╔══

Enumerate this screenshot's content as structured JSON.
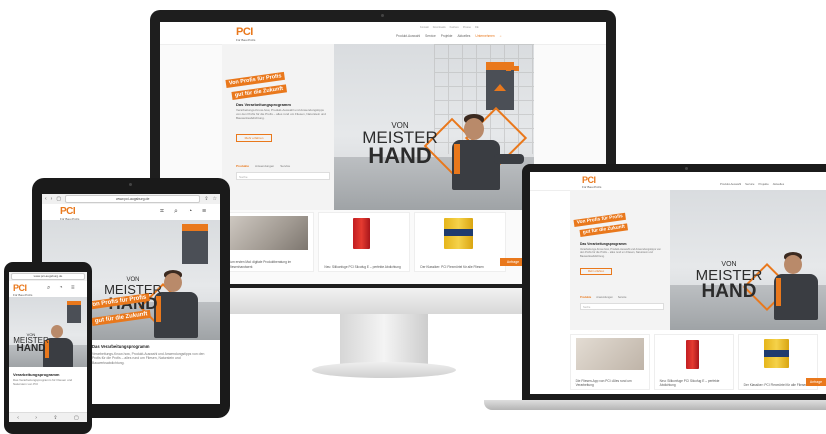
{
  "brand": {
    "logo": "PCI",
    "tagline": "Für Bau-Profis",
    "accent": "#e9781c",
    "dark": "#2c2c2c"
  },
  "nav": {
    "items": [
      "Produkt-Auswahl",
      "Service",
      "Projekte",
      "Aktuelles",
      "Unternehmen"
    ],
    "utility": [
      "Kontakt",
      "Downloads",
      "Karriere",
      "Presse",
      "DE"
    ]
  },
  "hero": {
    "banner_line1": "Von Profis für Profis",
    "banner_line2": "gut für die Zukunft",
    "von": "VON",
    "meister": "MEISTER",
    "hand": "HAND",
    "badge": "PCI",
    "section_title": "Das Verarbeitungsprogramm",
    "section_text": "Verarbeitungs-Know-how, Produkt-Auswahl und Anwendungstipps von den Profis für die Profis – alles rund um Fliesen, Naturstein und Bauwerksabdichtung.",
    "more_button": "Mehr erfahren"
  },
  "search": {
    "tabs": [
      "Produkte",
      "Anwendungen",
      "Service"
    ],
    "placeholder": "Suche"
  },
  "cards": [
    {
      "caption": "Zum ersten Mal: digitale Produktberatung im Fliesenhandwerk",
      "icon": "stone-image"
    },
    {
      "caption": "Die Fliesen-App von PCI: Alles rund um Verarbeitung",
      "icon": "phone-image"
    },
    {
      "caption": "Neu: Silikonfuge PCI Silcofug E – perfekte Abdichtung",
      "icon": "tube-image"
    },
    {
      "caption": "Der Klassiker: PCI Flexmörtel für alle Fliesen",
      "icon": "bucket-image"
    }
  ],
  "side_tab": "Anfrage",
  "browser": {
    "tablet_url": "www.pci-augsburg.de",
    "phone_url": "www.pci-augsburg.de"
  },
  "phone": {
    "heading": "Verarbeitungsprogramm",
    "intro": "Das Verarbeitungsprogramm für Fliesen und Naturstein von PCI"
  }
}
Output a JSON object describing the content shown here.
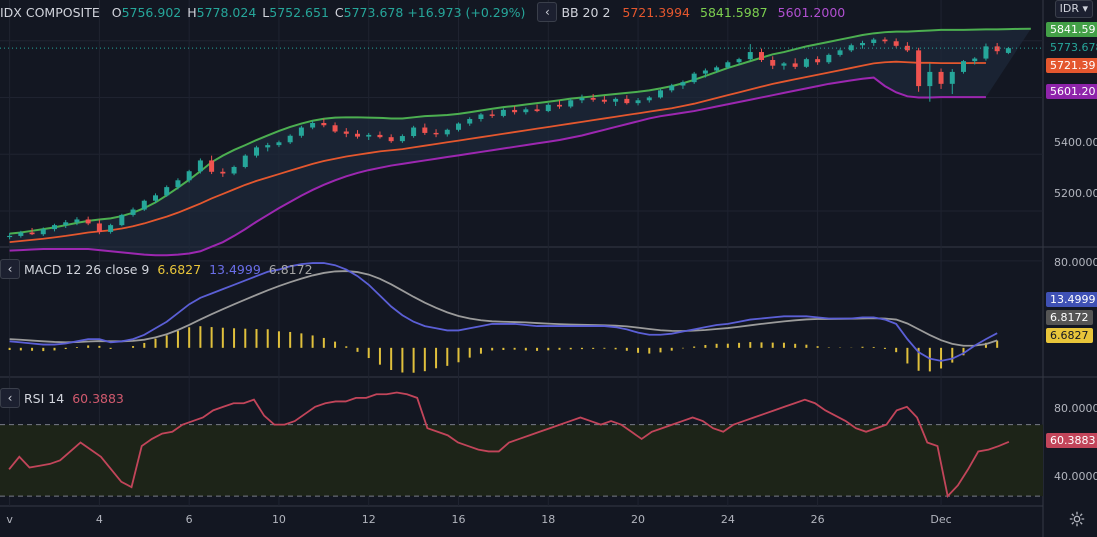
{
  "main_legend": {
    "symbol": "IDX COMPOSITE",
    "o_label": "O",
    "open": "5756.902",
    "h_label": "H",
    "high": "5778.024",
    "l_label": "L",
    "low": "5752.651",
    "c_label": "C",
    "close": "5773.678",
    "change": "+16.973 (+0.29%)",
    "bb_label": "BB 20 2",
    "bb_mid": "5721.3994",
    "bb_upper": "5841.5987",
    "bb_lower": "5601.2000"
  },
  "macd_legend": {
    "label": "MACD 12 26 close 9",
    "hist": "6.6827",
    "macd": "13.4999",
    "signal": "6.8172"
  },
  "rsi_legend": {
    "label": "RSI 14",
    "value": "60.3883"
  },
  "currency": "IDR",
  "price_axis": {
    "ticks": [
      "5200.0000",
      "5400.0000"
    ],
    "tags": {
      "upper": "5841.59",
      "close": "5773.678",
      "mid": "5721.39",
      "lower": "5601.20"
    }
  },
  "macd_axis": {
    "ticks": [
      "80.0000"
    ],
    "tags": {
      "macd": "13.4999",
      "signal": "6.8172",
      "hist": "6.6827"
    }
  },
  "rsi_axis": {
    "ticks": [
      "80.0000",
      "40.0000"
    ],
    "tag": "60.3883"
  },
  "x_axis": {
    "labels": [
      {
        "text": "v",
        "bar": 0
      },
      {
        "text": "4",
        "bar": 8
      },
      {
        "text": "6",
        "bar": 16
      },
      {
        "text": "10",
        "bar": 24
      },
      {
        "text": "12",
        "bar": 32
      },
      {
        "text": "16",
        "bar": 40
      },
      {
        "text": "18",
        "bar": 48
      },
      {
        "text": "20",
        "bar": 56
      },
      {
        "text": "24",
        "bar": 64
      },
      {
        "text": "26",
        "bar": 72
      },
      {
        "text": "Dec",
        "bar": 83
      }
    ]
  },
  "colors": {
    "background": "#131722",
    "grid": "#1f2330",
    "up": "#26a69a",
    "down": "#ef5350",
    "bb_upper": "#4caf50",
    "bb_mid": "#e4572e",
    "bb_lower": "#9c27b0",
    "macd": "#5b5fd6",
    "signal": "#9b9b9b",
    "hist": "#e0c03c",
    "rsi": "#c2455a"
  },
  "chart_data": {
    "type": "candlestick",
    "title": "IDX COMPOSITE",
    "price_range": [
      5080,
      5880
    ],
    "bars": [
      {
        "o": 5108,
        "h": 5122,
        "l": 5100,
        "c": 5112
      },
      {
        "o": 5112,
        "h": 5130,
        "l": 5106,
        "c": 5124
      },
      {
        "o": 5124,
        "h": 5140,
        "l": 5115,
        "c": 5118
      },
      {
        "o": 5118,
        "h": 5142,
        "l": 5112,
        "c": 5136
      },
      {
        "o": 5136,
        "h": 5155,
        "l": 5128,
        "c": 5150
      },
      {
        "o": 5150,
        "h": 5168,
        "l": 5140,
        "c": 5160
      },
      {
        "o": 5160,
        "h": 5178,
        "l": 5150,
        "c": 5170
      },
      {
        "o": 5170,
        "h": 5180,
        "l": 5150,
        "c": 5156
      },
      {
        "o": 5156,
        "h": 5170,
        "l": 5118,
        "c": 5126
      },
      {
        "o": 5126,
        "h": 5155,
        "l": 5120,
        "c": 5150
      },
      {
        "o": 5150,
        "h": 5190,
        "l": 5146,
        "c": 5186
      },
      {
        "o": 5186,
        "h": 5212,
        "l": 5180,
        "c": 5205
      },
      {
        "o": 5205,
        "h": 5240,
        "l": 5200,
        "c": 5236
      },
      {
        "o": 5236,
        "h": 5262,
        "l": 5228,
        "c": 5255
      },
      {
        "o": 5255,
        "h": 5290,
        "l": 5250,
        "c": 5284
      },
      {
        "o": 5284,
        "h": 5315,
        "l": 5276,
        "c": 5308
      },
      {
        "o": 5308,
        "h": 5345,
        "l": 5300,
        "c": 5340
      },
      {
        "o": 5340,
        "h": 5385,
        "l": 5332,
        "c": 5378
      },
      {
        "o": 5378,
        "h": 5395,
        "l": 5330,
        "c": 5338
      },
      {
        "o": 5338,
        "h": 5350,
        "l": 5320,
        "c": 5332
      },
      {
        "o": 5332,
        "h": 5360,
        "l": 5326,
        "c": 5355
      },
      {
        "o": 5355,
        "h": 5400,
        "l": 5350,
        "c": 5395
      },
      {
        "o": 5395,
        "h": 5430,
        "l": 5388,
        "c": 5424
      },
      {
        "o": 5424,
        "h": 5440,
        "l": 5410,
        "c": 5432
      },
      {
        "o": 5432,
        "h": 5448,
        "l": 5425,
        "c": 5442
      },
      {
        "o": 5442,
        "h": 5470,
        "l": 5436,
        "c": 5465
      },
      {
        "o": 5465,
        "h": 5500,
        "l": 5458,
        "c": 5494
      },
      {
        "o": 5494,
        "h": 5518,
        "l": 5488,
        "c": 5510
      },
      {
        "o": 5510,
        "h": 5525,
        "l": 5495,
        "c": 5502
      },
      {
        "o": 5502,
        "h": 5512,
        "l": 5475,
        "c": 5480
      },
      {
        "o": 5480,
        "h": 5492,
        "l": 5460,
        "c": 5472
      },
      {
        "o": 5472,
        "h": 5485,
        "l": 5455,
        "c": 5462
      },
      {
        "o": 5462,
        "h": 5475,
        "l": 5450,
        "c": 5468
      },
      {
        "o": 5468,
        "h": 5480,
        "l": 5455,
        "c": 5460
      },
      {
        "o": 5460,
        "h": 5470,
        "l": 5440,
        "c": 5446
      },
      {
        "o": 5446,
        "h": 5470,
        "l": 5440,
        "c": 5464
      },
      {
        "o": 5464,
        "h": 5500,
        "l": 5458,
        "c": 5494
      },
      {
        "o": 5494,
        "h": 5508,
        "l": 5468,
        "c": 5475
      },
      {
        "o": 5475,
        "h": 5488,
        "l": 5460,
        "c": 5470
      },
      {
        "o": 5470,
        "h": 5490,
        "l": 5462,
        "c": 5486
      },
      {
        "o": 5486,
        "h": 5512,
        "l": 5480,
        "c": 5508
      },
      {
        "o": 5508,
        "h": 5530,
        "l": 5500,
        "c": 5524
      },
      {
        "o": 5524,
        "h": 5545,
        "l": 5515,
        "c": 5540
      },
      {
        "o": 5540,
        "h": 5555,
        "l": 5528,
        "c": 5535
      },
      {
        "o": 5535,
        "h": 5562,
        "l": 5530,
        "c": 5556
      },
      {
        "o": 5556,
        "h": 5570,
        "l": 5540,
        "c": 5548
      },
      {
        "o": 5548,
        "h": 5565,
        "l": 5540,
        "c": 5558
      },
      {
        "o": 5558,
        "h": 5575,
        "l": 5548,
        "c": 5552
      },
      {
        "o": 5552,
        "h": 5580,
        "l": 5548,
        "c": 5574
      },
      {
        "o": 5574,
        "h": 5590,
        "l": 5560,
        "c": 5568
      },
      {
        "o": 5568,
        "h": 5596,
        "l": 5562,
        "c": 5590
      },
      {
        "o": 5590,
        "h": 5610,
        "l": 5580,
        "c": 5598
      },
      {
        "o": 5598,
        "h": 5612,
        "l": 5585,
        "c": 5592
      },
      {
        "o": 5592,
        "h": 5605,
        "l": 5578,
        "c": 5585
      },
      {
        "o": 5585,
        "h": 5600,
        "l": 5570,
        "c": 5595
      },
      {
        "o": 5595,
        "h": 5608,
        "l": 5575,
        "c": 5580
      },
      {
        "o": 5580,
        "h": 5598,
        "l": 5572,
        "c": 5590
      },
      {
        "o": 5590,
        "h": 5605,
        "l": 5582,
        "c": 5600
      },
      {
        "o": 5600,
        "h": 5630,
        "l": 5596,
        "c": 5625
      },
      {
        "o": 5625,
        "h": 5648,
        "l": 5618,
        "c": 5642
      },
      {
        "o": 5642,
        "h": 5660,
        "l": 5630,
        "c": 5654
      },
      {
        "o": 5654,
        "h": 5690,
        "l": 5648,
        "c": 5684
      },
      {
        "o": 5684,
        "h": 5702,
        "l": 5670,
        "c": 5695
      },
      {
        "o": 5695,
        "h": 5712,
        "l": 5688,
        "c": 5706
      },
      {
        "o": 5706,
        "h": 5730,
        "l": 5700,
        "c": 5724
      },
      {
        "o": 5724,
        "h": 5740,
        "l": 5715,
        "c": 5735
      },
      {
        "o": 5735,
        "h": 5788,
        "l": 5730,
        "c": 5760
      },
      {
        "o": 5760,
        "h": 5772,
        "l": 5725,
        "c": 5732
      },
      {
        "o": 5732,
        "h": 5745,
        "l": 5700,
        "c": 5712
      },
      {
        "o": 5712,
        "h": 5725,
        "l": 5698,
        "c": 5720
      },
      {
        "o": 5720,
        "h": 5738,
        "l": 5700,
        "c": 5708
      },
      {
        "o": 5708,
        "h": 5740,
        "l": 5704,
        "c": 5735
      },
      {
        "o": 5735,
        "h": 5745,
        "l": 5715,
        "c": 5724
      },
      {
        "o": 5724,
        "h": 5755,
        "l": 5718,
        "c": 5750
      },
      {
        "o": 5750,
        "h": 5772,
        "l": 5744,
        "c": 5766
      },
      {
        "o": 5766,
        "h": 5790,
        "l": 5760,
        "c": 5784
      },
      {
        "o": 5784,
        "h": 5800,
        "l": 5772,
        "c": 5792
      },
      {
        "o": 5792,
        "h": 5810,
        "l": 5782,
        "c": 5804
      },
      {
        "o": 5804,
        "h": 5812,
        "l": 5790,
        "c": 5798
      },
      {
        "o": 5798,
        "h": 5808,
        "l": 5776,
        "c": 5782
      },
      {
        "o": 5782,
        "h": 5795,
        "l": 5760,
        "c": 5766
      },
      {
        "o": 5766,
        "h": 5775,
        "l": 5620,
        "c": 5640
      },
      {
        "o": 5640,
        "h": 5720,
        "l": 5585,
        "c": 5690
      },
      {
        "o": 5690,
        "h": 5702,
        "l": 5630,
        "c": 5648
      },
      {
        "o": 5648,
        "h": 5700,
        "l": 5612,
        "c": 5690
      },
      {
        "o": 5690,
        "h": 5732,
        "l": 5684,
        "c": 5728
      },
      {
        "o": 5728,
        "h": 5742,
        "l": 5716,
        "c": 5737
      },
      {
        "o": 5737,
        "h": 5790,
        "l": 5730,
        "c": 5780
      },
      {
        "o": 5780,
        "h": 5792,
        "l": 5752,
        "c": 5763
      },
      {
        "o": 5756.902,
        "h": 5778.024,
        "l": 5752.651,
        "c": 5773.678
      }
    ],
    "bb_upper": [
      5120,
      5124,
      5130,
      5136,
      5142,
      5150,
      5158,
      5165,
      5170,
      5174,
      5182,
      5194,
      5210,
      5230,
      5255,
      5282,
      5310,
      5340,
      5372,
      5395,
      5415,
      5432,
      5450,
      5466,
      5482,
      5496,
      5508,
      5518,
      5525,
      5529,
      5530,
      5530,
      5529,
      5528,
      5526,
      5526,
      5530,
      5534,
      5536,
      5538,
      5542,
      5548,
      5554,
      5560,
      5566,
      5570,
      5575,
      5580,
      5585,
      5590,
      5596,
      5600,
      5604,
      5608,
      5612,
      5616,
      5620,
      5625,
      5632,
      5640,
      5650,
      5662,
      5676,
      5690,
      5704,
      5716,
      5728,
      5740,
      5752,
      5760,
      5770,
      5780,
      5788,
      5796,
      5804,
      5812,
      5820,
      5826,
      5830,
      5832,
      5832,
      5834,
      5836,
      5838,
      5838,
      5838,
      5839,
      5840,
      5840,
      5841,
      5841.6,
      5842
    ],
    "bb_mid": [
      5090,
      5094,
      5098,
      5102,
      5107,
      5112,
      5118,
      5124,
      5128,
      5132,
      5138,
      5146,
      5156,
      5168,
      5180,
      5194,
      5210,
      5226,
      5244,
      5260,
      5276,
      5292,
      5306,
      5318,
      5330,
      5342,
      5354,
      5366,
      5376,
      5384,
      5392,
      5398,
      5404,
      5410,
      5414,
      5418,
      5424,
      5430,
      5436,
      5442,
      5448,
      5454,
      5460,
      5466,
      5472,
      5478,
      5484,
      5490,
      5496,
      5502,
      5508,
      5514,
      5520,
      5526,
      5532,
      5538,
      5544,
      5550,
      5556,
      5562,
      5570,
      5578,
      5588,
      5598,
      5608,
      5618,
      5628,
      5638,
      5648,
      5656,
      5664,
      5672,
      5680,
      5688,
      5696,
      5704,
      5712,
      5720,
      5724,
      5726,
      5724,
      5722,
      5722,
      5721,
      5721,
      5721,
      5721.4,
      5721.4
    ],
    "bb_lower": [
      5060,
      5062,
      5064,
      5066,
      5066,
      5066,
      5066,
      5066,
      5062,
      5058,
      5054,
      5050,
      5046,
      5044,
      5044,
      5046,
      5050,
      5058,
      5074,
      5090,
      5112,
      5136,
      5162,
      5186,
      5210,
      5232,
      5254,
      5274,
      5292,
      5308,
      5322,
      5334,
      5344,
      5352,
      5360,
      5366,
      5372,
      5378,
      5384,
      5390,
      5396,
      5402,
      5408,
      5414,
      5420,
      5426,
      5432,
      5438,
      5444,
      5450,
      5458,
      5466,
      5476,
      5486,
      5496,
      5506,
      5516,
      5526,
      5534,
      5540,
      5546,
      5552,
      5560,
      5568,
      5576,
      5584,
      5592,
      5600,
      5608,
      5616,
      5624,
      5632,
      5640,
      5648,
      5654,
      5660,
      5666,
      5670,
      5640,
      5618,
      5604,
      5600,
      5600,
      5601,
      5601,
      5601,
      5601.2,
      5601.2
    ],
    "macd": [
      6,
      5,
      4,
      3,
      3,
      4,
      6,
      8,
      8,
      5,
      6,
      8,
      12,
      18,
      24,
      32,
      40,
      46,
      50,
      54,
      58,
      62,
      66,
      70,
      72,
      75,
      77,
      78,
      78,
      76,
      72,
      66,
      58,
      48,
      38,
      30,
      24,
      20,
      18,
      16,
      16,
      18,
      20,
      22,
      22,
      22,
      21,
      20,
      20,
      20,
      20,
      20,
      20,
      20,
      19,
      17,
      14,
      12,
      12,
      13,
      15,
      17,
      19,
      21,
      22,
      24,
      26,
      27,
      28,
      29,
      29,
      29,
      28,
      27,
      27,
      27,
      28,
      28,
      26,
      22,
      8,
      -4,
      -10,
      -12,
      -10,
      -5,
      2,
      8,
      13.4999
    ],
    "signal": [
      8,
      7.4,
      6.7,
      6,
      5.4,
      5.1,
      5.3,
      5.8,
      6.2,
      6,
      6,
      6.4,
      7.5,
      9.6,
      12.5,
      16.4,
      21.1,
      26.1,
      30.9,
      35.5,
      40,
      44.4,
      48.7,
      52.9,
      56.8,
      60.4,
      63.7,
      66.6,
      68.9,
      70.3,
      70.6,
      69.7,
      67.4,
      63.5,
      58.4,
      52.7,
      46.9,
      41.5,
      36.8,
      32.6,
      29.3,
      27,
      25.4,
      24.4,
      24,
      23.7,
      23.4,
      22.8,
      22.3,
      21.8,
      21.4,
      21.2,
      21,
      20.8,
      20.4,
      19.7,
      18.6,
      17.3,
      16.2,
      15.6,
      15.5,
      15.8,
      16.4,
      17.3,
      18.2,
      19.4,
      20.7,
      22,
      23.2,
      24.3,
      25.3,
      26.1,
      26.5,
      26.6,
      26.7,
      26.8,
      27,
      27.2,
      27,
      26,
      22.4,
      17.1,
      11.7,
      7,
      3.6,
      1.9,
      2,
      3.4,
      6.8172
    ],
    "hist": [
      -2,
      -2.4,
      -2.7,
      -3,
      -2.4,
      -1.1,
      0.7,
      2.2,
      1.8,
      -1,
      0,
      1.6,
      4.5,
      8.4,
      11.5,
      15.6,
      18.9,
      19.9,
      19.1,
      18.5,
      18,
      17.6,
      17.3,
      17.1,
      15.2,
      14.6,
      13.3,
      11.4,
      9.1,
      5.7,
      1.4,
      -3.7,
      -9.4,
      -15.5,
      -20.4,
      -22.7,
      -22.9,
      -21.5,
      -18.8,
      -16.6,
      -13.3,
      -9,
      -5.4,
      -2.4,
      -2,
      -1.7,
      -2.4,
      -2.8,
      -2.3,
      -1.8,
      -1.4,
      -1.2,
      -1,
      -0.8,
      -1.4,
      -2.7,
      -4.6,
      -5.3,
      -4.2,
      -2.6,
      -0.5,
      1.2,
      2.6,
      3.7,
      3.8,
      4.6,
      5.3,
      5,
      4.8,
      4.7,
      3.7,
      2.9,
      1.5,
      0.4,
      0.3,
      0.2,
      1,
      0.8,
      -1,
      -4,
      -14.4,
      -21.1,
      -21.7,
      -19,
      -13.6,
      -6.9,
      0,
      4.6,
      6.6827
    ],
    "macd_range": [
      -25,
      90
    ],
    "rsi": [
      45,
      52,
      46,
      47,
      48,
      50,
      55,
      60,
      56,
      52,
      45,
      38,
      35,
      58,
      62,
      65,
      66,
      70,
      72,
      74,
      78,
      80,
      82,
      82,
      84,
      75,
      70,
      70,
      72,
      76,
      80,
      82,
      83,
      83,
      85,
      85,
      87,
      87,
      88,
      87,
      85,
      68,
      66,
      64,
      60,
      58,
      56,
      55,
      55,
      60,
      62,
      64,
      66,
      68,
      70,
      72,
      74,
      72,
      70,
      72,
      70,
      66,
      62,
      66,
      68,
      70,
      72,
      74,
      72,
      68,
      66,
      70,
      72,
      74,
      76,
      78,
      80,
      82,
      84,
      82,
      78,
      75,
      72,
      68,
      66,
      68,
      70,
      78,
      80,
      74,
      60,
      58,
      30,
      36,
      45,
      55,
      56,
      58,
      60.3883
    ],
    "rsi_range": [
      25,
      95
    ],
    "rsi_bands": [
      70,
      30
    ]
  }
}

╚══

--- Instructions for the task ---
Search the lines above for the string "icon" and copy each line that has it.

--- Answer for the task ---
      "icon": "stone-image"
      "icon": "phone-image"
      "icon": "tube-image"
      "icon": "bucket-image"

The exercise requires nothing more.